Nurses will routinely perform postpartum checks during your stay. Checks include your temperature, pulse and blood pressure. Nurses also will assess the firmness of your uterus, assess your perineal area and ask if your legs feel tender. Nurses will assess your breasts for tenderness or fullness and your nipples for tenderness or other concerns. If you have had a cesarean section birth, your lungs, bowel sounds and incision also will be assessed.
Pain management Mayo Clinic Health System believes every patient has a right to pain relief and is committed to assisting you with pain management. Using a "0–10" pain scale, your nurses will ask you to describe your pain, and the effectiveness of medications and other comfort measures. You may request oral pain pills for discomfort according to your provider's orders, as needed.
Vaginal delivery recovery The following outlines the recovery process:
The provider usually orders oral pain medication every four to six hours, as needed.
You will be encouraged to empty your bladder within the first two to three hours after delivery.
You may find that tub baths are comforting for the perineal area. Your room has a private bathtub and shower, and you're encouraged to sit in the tub for 15 to 20 minutes two to four times per day.
You are encouraged to walk around as soon as you can safely do so. Call for help if you have any concerns, become lightheaded or if you'd just like someone there.
C-section birth recovery The following outlines the recovery process:
The provider may order a long-acting pain medication included in the spinal anesthetic. Another option may be a patient-controlled analgesia pump, which allows you to self-administer medications through your IV as you need . The day after a C-section birth, most women transition to pain pills.
You will have a urinary catheter for several hours after surgery. You will be encouraged to try to empty your bladder within the first two hours of the catheter's removal.
You are encouraged to shower the day after your surgery and daily thereafter.
You are encouraged to move about in bed as soon as possible. You will be helped to sit at the edge of your bed as soon as you are able. Activity will help your body heal, your bowels to start working again and prevent complications.
Your labor partner is welcome to purchase a meal and join you to eat.
Caring for baby Nursing staff will be available to help you learn how to care for your baby. Feeding, diapering, bathing and tending to your baby's needs in the hospital helps you get to know your baby and develop confidence in your parenting skills. Let your care team know your needs so team members can discuss what is important to you.

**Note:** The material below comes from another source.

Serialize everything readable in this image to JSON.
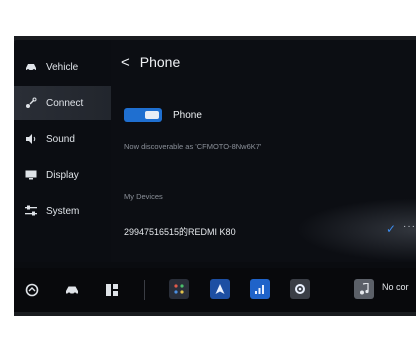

Breastfeeding The nurses who care for you are available to assist you with breastfeeding needs. Nurses with specialized training in lactation are available to assist if feeding problems arise. They are also available for outpatient consultation once you go home.